Digg made a post to the company's blog this morning announcing that they are officially joining the DataPortability.org Working Group. Digg follows Facebook, Google, Microsoft and many other companies in getting on board to discuss protocols that will make it easier for users to move their data from one site to another while still protecting their privacy.
The company posted more specifics about its embrace of data standards than almost any of the other participating companies has. Read more below, plus check out some related resources that we hope you'll find useful.

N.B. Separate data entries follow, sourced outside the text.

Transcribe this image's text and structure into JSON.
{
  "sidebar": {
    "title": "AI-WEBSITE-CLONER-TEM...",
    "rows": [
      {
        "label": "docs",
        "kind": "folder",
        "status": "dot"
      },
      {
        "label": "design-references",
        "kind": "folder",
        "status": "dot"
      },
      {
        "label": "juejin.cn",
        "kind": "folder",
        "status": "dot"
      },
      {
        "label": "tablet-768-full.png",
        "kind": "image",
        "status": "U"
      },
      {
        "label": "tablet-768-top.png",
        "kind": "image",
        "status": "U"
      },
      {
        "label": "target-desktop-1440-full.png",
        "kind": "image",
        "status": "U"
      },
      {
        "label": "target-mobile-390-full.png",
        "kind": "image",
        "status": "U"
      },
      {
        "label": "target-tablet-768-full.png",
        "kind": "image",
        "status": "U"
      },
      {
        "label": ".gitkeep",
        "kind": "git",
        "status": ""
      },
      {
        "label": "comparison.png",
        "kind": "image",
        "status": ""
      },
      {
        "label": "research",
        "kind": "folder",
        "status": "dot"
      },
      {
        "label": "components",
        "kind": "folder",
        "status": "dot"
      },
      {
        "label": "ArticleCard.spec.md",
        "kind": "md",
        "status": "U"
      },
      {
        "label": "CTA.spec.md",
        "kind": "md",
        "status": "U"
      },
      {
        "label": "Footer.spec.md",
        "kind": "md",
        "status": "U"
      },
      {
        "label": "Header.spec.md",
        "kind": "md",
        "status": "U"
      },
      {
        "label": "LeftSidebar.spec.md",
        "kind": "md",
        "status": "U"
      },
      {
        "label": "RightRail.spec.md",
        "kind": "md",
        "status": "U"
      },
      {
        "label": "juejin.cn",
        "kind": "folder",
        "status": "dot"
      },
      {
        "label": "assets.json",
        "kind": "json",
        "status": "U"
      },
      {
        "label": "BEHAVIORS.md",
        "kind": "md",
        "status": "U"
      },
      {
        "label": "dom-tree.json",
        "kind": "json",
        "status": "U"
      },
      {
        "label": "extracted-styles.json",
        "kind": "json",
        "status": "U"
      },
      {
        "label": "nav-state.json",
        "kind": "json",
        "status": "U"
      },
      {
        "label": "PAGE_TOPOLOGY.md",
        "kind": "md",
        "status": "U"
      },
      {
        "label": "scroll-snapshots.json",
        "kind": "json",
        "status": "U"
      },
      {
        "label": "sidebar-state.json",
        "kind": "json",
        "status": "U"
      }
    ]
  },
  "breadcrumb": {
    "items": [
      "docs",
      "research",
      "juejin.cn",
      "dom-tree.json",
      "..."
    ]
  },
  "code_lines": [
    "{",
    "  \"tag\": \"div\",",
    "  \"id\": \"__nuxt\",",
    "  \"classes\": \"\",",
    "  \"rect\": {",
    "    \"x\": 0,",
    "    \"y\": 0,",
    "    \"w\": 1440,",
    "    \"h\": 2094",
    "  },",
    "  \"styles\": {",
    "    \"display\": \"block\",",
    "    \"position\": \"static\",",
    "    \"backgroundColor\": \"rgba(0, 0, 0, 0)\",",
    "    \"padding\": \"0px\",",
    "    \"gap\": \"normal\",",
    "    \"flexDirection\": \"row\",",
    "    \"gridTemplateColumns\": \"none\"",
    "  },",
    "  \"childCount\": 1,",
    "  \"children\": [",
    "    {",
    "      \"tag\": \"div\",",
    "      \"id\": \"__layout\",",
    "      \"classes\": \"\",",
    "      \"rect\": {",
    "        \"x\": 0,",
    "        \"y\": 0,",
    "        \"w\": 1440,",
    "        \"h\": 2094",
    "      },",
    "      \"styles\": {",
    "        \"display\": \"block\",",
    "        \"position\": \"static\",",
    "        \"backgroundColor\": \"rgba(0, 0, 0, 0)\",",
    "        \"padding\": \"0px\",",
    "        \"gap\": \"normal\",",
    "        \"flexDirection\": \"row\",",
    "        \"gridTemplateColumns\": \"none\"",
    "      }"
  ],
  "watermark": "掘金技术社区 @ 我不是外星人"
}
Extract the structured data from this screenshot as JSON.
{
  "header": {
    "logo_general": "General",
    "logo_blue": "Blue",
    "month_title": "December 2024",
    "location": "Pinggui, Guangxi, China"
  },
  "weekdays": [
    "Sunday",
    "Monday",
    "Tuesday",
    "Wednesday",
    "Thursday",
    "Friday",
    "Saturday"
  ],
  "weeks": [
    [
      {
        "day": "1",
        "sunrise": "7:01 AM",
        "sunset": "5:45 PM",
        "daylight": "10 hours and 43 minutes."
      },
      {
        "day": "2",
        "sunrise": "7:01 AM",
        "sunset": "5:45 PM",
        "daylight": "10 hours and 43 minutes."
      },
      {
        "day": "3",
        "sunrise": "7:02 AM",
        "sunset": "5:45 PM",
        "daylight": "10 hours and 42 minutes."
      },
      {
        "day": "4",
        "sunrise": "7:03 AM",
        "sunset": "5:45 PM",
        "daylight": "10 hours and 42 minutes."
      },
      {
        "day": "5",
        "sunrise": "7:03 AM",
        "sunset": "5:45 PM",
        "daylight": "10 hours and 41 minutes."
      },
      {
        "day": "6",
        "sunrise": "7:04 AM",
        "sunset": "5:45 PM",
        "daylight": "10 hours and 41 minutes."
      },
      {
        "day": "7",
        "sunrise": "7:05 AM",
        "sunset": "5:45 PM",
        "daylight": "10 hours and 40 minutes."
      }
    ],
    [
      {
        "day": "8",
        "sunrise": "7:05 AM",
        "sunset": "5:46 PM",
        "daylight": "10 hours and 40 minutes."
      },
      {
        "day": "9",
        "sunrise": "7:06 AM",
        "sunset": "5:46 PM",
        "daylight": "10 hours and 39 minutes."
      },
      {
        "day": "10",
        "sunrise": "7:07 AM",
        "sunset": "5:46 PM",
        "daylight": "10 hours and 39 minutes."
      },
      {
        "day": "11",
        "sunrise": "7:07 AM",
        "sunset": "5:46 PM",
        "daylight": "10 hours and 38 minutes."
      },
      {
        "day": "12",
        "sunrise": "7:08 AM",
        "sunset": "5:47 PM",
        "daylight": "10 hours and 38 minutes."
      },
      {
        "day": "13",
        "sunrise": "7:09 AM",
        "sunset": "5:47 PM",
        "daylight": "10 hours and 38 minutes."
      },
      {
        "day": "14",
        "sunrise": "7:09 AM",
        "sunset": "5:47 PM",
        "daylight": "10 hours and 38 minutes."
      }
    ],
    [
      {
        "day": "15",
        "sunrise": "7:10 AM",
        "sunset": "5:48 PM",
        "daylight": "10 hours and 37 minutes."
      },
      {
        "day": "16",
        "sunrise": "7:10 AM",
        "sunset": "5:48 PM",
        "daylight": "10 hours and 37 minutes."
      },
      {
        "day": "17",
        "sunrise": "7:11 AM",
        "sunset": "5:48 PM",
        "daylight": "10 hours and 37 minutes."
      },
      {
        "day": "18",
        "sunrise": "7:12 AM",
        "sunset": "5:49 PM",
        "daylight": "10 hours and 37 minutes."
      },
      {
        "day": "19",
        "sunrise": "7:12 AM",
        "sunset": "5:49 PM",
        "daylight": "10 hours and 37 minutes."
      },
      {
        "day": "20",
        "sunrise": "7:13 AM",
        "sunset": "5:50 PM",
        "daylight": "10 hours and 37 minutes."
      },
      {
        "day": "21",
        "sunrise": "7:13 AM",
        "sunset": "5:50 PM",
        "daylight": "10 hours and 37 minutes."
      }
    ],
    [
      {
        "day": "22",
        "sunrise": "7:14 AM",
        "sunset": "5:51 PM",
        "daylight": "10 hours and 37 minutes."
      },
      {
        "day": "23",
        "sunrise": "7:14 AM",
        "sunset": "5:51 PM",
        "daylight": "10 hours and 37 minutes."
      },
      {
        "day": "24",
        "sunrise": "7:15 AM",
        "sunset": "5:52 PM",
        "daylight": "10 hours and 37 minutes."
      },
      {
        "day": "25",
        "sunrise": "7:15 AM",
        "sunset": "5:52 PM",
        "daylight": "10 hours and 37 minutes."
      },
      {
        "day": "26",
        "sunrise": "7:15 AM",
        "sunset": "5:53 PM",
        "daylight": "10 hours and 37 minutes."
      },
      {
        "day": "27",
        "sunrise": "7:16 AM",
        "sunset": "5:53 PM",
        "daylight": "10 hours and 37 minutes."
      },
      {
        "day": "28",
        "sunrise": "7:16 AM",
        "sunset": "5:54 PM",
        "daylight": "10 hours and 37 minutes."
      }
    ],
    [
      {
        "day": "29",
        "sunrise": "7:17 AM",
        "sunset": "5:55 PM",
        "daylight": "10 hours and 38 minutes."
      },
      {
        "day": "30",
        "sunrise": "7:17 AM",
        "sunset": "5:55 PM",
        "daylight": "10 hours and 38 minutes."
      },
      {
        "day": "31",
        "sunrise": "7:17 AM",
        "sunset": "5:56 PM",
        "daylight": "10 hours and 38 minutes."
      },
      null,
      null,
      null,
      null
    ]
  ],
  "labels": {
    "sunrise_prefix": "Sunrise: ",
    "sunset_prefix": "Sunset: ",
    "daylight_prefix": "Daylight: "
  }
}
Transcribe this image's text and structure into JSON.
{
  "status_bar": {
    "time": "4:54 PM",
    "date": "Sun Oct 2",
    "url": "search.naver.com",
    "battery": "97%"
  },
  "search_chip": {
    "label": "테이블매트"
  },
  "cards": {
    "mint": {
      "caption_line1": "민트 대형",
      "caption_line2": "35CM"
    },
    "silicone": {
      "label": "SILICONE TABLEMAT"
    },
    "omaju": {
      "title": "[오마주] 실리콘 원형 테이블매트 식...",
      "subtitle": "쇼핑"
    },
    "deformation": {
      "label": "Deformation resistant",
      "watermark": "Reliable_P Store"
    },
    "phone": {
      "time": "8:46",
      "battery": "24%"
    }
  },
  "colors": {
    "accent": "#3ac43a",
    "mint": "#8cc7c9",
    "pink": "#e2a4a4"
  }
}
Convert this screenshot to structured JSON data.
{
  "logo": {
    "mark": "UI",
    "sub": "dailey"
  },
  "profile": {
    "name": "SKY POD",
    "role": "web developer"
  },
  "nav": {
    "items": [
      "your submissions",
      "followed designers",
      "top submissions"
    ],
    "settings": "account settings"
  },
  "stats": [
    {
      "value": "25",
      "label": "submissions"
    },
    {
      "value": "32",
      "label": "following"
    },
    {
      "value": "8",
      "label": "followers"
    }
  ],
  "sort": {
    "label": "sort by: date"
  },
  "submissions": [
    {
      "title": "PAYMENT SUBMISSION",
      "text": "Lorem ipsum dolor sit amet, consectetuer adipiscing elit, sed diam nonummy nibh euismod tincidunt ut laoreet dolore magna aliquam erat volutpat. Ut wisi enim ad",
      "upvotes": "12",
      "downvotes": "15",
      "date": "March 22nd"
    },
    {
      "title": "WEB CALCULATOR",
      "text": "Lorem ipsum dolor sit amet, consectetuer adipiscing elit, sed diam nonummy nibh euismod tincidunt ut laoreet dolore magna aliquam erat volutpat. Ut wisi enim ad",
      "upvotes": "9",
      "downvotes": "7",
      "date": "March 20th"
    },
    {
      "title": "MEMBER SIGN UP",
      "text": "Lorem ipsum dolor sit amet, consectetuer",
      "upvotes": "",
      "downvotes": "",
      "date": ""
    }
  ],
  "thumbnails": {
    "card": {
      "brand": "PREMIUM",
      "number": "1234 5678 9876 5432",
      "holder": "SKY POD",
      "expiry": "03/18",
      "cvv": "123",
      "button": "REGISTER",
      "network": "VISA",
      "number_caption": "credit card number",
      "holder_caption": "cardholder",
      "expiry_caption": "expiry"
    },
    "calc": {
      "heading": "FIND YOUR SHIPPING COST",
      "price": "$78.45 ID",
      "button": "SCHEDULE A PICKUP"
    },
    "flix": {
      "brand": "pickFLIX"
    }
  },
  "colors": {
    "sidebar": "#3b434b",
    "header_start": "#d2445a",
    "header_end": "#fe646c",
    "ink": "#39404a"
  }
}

"Digg already supports many of the open standards that let you use your data on sites other than Digg, including RSS, OPML, and hCard," wrote Digg's Steve Williams. "We use RDF to embed the Creative Commons public domain dedication into each page. Just this week, we added MicroID, a Microformat that lets you prove to other services that you own your Digg user profile. Well be adding more open standards, such as OpenID, APML, OAuth, and XFN, in the coming months."
It's been almost a year, though, since Digg announced that it would support OpenID and there's been no tangible movement on the protocol yet. None the less, it is encouraging to read that the company is looking to implement things like Attention Profile Markup Language (APML) and Open Authentication (oAuth.) Those are cool.
Additional Resources of Interest
In addition to the DataPortability.org Google Group, here are some other recent resources you might find valuable.
- DataPortability.org has begun issuing monthly progress reports detailing the work they are doing. It's an attempt to respond to criticism that it's all just talk - sounds like a good idea.
- Scott Kveton, chair of the OpenID Foundation did a wonderful podcast interview with Phil Windley earlier this month about OpenID and data portability in general. Whether you're familiar with these issues already or not there's lots to learn in that interview.
- Niall Kennedy made a very good post last week titled Data Portability, Authentication, and Authorization that describes best practices in getting access to user data from one site to another. Hint: it's not about asking people for their email user name and password! I've been referencing that post a lot lately in conversations.
- Interested in only part of these discussions? The DataPortability.org Google Group is quite active, too much so for many companies only partially engaged in these issues. Much better you be partially engaged than not at all. If you'd like - here's some RSS feeds for that discussion filtered down to some particular topics. Feel free to subscribe to them.
Filtered DataPortability Google Group and shared items regarding:
Filtering done via FeedDigest, one of many services online that can filter feeds. I hope you find the above resources useful.